### TASK TO CARRY OUT
If a line of the data below contains the string "inclusion", copy it into your answer.
● ● ●
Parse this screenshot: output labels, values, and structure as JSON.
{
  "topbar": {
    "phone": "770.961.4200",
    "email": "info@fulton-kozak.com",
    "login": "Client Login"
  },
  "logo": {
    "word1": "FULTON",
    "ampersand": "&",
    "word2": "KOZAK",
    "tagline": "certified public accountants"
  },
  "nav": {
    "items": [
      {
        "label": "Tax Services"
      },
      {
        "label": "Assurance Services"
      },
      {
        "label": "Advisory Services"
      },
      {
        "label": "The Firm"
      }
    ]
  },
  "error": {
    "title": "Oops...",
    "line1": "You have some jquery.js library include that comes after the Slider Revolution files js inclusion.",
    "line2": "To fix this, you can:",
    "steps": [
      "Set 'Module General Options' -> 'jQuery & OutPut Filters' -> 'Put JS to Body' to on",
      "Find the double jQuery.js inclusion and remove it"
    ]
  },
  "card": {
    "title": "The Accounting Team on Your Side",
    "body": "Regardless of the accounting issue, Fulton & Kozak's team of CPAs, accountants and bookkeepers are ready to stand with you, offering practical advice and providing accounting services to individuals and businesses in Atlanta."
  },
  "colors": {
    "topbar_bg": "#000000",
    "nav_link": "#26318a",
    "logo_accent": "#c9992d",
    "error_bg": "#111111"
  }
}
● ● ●
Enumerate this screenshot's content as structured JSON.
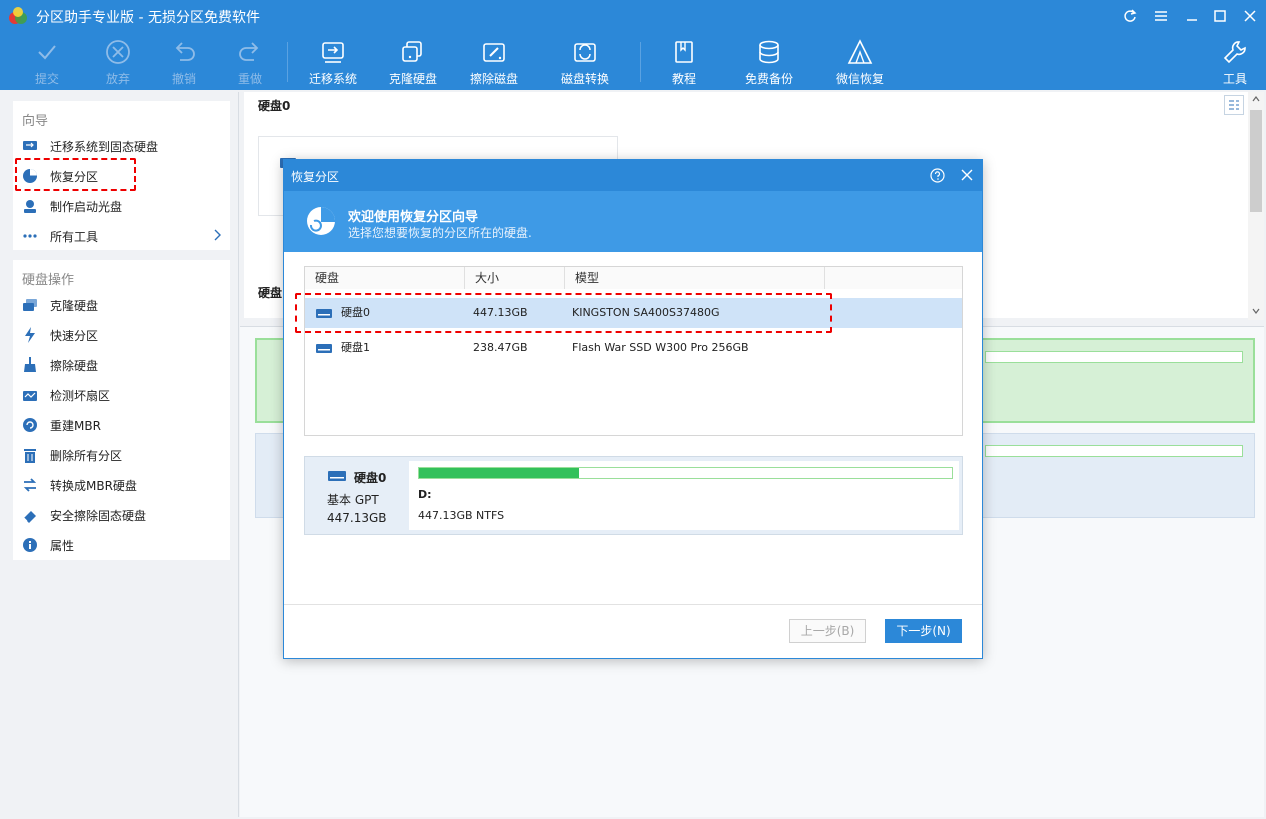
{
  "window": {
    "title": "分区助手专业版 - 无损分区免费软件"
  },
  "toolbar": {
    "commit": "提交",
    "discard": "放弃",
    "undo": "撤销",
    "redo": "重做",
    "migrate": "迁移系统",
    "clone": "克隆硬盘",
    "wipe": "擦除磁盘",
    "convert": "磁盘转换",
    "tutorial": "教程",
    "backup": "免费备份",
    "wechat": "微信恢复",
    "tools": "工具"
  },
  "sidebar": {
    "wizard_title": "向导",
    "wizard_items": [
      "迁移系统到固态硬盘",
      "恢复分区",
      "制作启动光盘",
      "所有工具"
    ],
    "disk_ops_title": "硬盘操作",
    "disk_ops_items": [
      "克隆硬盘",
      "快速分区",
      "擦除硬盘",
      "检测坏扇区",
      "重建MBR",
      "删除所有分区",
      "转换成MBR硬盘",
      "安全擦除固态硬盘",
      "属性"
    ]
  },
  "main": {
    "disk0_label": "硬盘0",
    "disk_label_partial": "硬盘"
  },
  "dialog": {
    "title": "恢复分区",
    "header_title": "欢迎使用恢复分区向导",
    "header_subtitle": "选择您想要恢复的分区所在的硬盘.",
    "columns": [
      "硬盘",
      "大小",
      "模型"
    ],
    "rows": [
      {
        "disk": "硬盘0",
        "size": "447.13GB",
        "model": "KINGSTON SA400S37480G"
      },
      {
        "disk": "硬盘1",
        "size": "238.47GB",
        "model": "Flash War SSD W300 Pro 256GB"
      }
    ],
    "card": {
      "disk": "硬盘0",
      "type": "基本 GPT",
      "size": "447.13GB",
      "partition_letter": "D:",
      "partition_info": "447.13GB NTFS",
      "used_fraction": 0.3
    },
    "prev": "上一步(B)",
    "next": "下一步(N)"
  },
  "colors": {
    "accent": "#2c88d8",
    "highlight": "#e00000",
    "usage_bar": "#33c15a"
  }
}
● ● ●
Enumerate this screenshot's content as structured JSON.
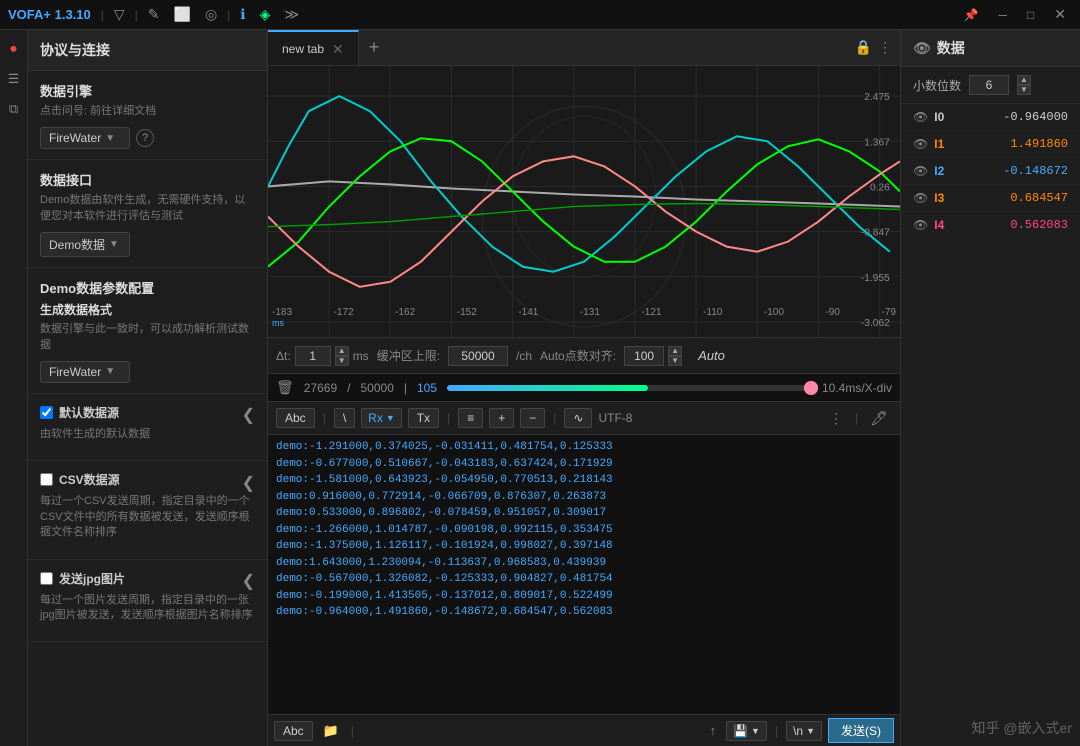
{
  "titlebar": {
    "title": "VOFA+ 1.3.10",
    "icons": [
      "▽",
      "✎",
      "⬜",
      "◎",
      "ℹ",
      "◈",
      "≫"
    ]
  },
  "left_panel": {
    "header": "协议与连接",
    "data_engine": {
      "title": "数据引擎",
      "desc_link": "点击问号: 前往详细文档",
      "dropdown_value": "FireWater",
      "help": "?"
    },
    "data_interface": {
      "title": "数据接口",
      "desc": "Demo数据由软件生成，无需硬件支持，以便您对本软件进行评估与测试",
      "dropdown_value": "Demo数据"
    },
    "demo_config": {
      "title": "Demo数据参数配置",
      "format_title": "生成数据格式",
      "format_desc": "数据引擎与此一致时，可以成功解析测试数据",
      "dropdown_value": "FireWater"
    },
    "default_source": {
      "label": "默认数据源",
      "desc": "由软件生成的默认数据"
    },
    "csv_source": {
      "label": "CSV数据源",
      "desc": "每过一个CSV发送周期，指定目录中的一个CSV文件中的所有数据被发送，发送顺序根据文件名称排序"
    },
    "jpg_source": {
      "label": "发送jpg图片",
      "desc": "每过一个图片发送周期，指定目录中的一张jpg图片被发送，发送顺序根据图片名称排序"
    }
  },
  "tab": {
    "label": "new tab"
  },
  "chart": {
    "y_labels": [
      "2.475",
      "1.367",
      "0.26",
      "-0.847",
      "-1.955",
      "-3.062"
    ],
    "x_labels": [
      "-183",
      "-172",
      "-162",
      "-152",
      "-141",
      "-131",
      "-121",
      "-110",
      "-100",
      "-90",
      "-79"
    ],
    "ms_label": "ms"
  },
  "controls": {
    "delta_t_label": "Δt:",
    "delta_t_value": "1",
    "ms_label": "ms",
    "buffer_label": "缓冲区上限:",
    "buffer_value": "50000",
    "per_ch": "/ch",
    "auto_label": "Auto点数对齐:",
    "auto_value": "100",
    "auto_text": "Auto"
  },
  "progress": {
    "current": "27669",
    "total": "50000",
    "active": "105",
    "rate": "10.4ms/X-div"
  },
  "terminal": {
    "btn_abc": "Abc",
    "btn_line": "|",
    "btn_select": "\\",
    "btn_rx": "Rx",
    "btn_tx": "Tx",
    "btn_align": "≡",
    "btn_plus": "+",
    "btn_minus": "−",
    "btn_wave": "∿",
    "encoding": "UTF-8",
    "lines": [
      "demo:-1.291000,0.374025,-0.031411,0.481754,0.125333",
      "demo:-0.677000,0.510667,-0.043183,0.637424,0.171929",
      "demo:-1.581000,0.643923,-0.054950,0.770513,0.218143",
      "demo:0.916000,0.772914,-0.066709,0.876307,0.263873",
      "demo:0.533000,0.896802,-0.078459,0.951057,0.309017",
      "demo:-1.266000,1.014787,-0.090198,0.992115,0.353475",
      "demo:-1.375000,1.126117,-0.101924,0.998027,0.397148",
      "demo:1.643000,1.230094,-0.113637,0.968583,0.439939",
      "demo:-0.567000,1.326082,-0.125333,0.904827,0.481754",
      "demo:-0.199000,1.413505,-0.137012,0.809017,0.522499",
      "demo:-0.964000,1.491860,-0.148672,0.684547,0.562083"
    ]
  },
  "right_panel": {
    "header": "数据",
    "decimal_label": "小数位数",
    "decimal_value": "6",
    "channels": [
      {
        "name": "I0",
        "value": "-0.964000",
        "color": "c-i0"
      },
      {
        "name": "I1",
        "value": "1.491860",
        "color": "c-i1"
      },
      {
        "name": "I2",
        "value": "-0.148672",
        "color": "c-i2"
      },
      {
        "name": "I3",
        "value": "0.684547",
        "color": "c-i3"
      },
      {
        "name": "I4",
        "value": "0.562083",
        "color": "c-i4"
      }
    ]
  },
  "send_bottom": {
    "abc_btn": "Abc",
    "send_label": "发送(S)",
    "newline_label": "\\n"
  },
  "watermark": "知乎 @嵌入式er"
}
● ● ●
### ANSWER AREA
    "line1": "You have some jquery.js library include that comes after the Slider Revolution files js inclusion.",
      "Find the double jQuery.js inclusion and remove it"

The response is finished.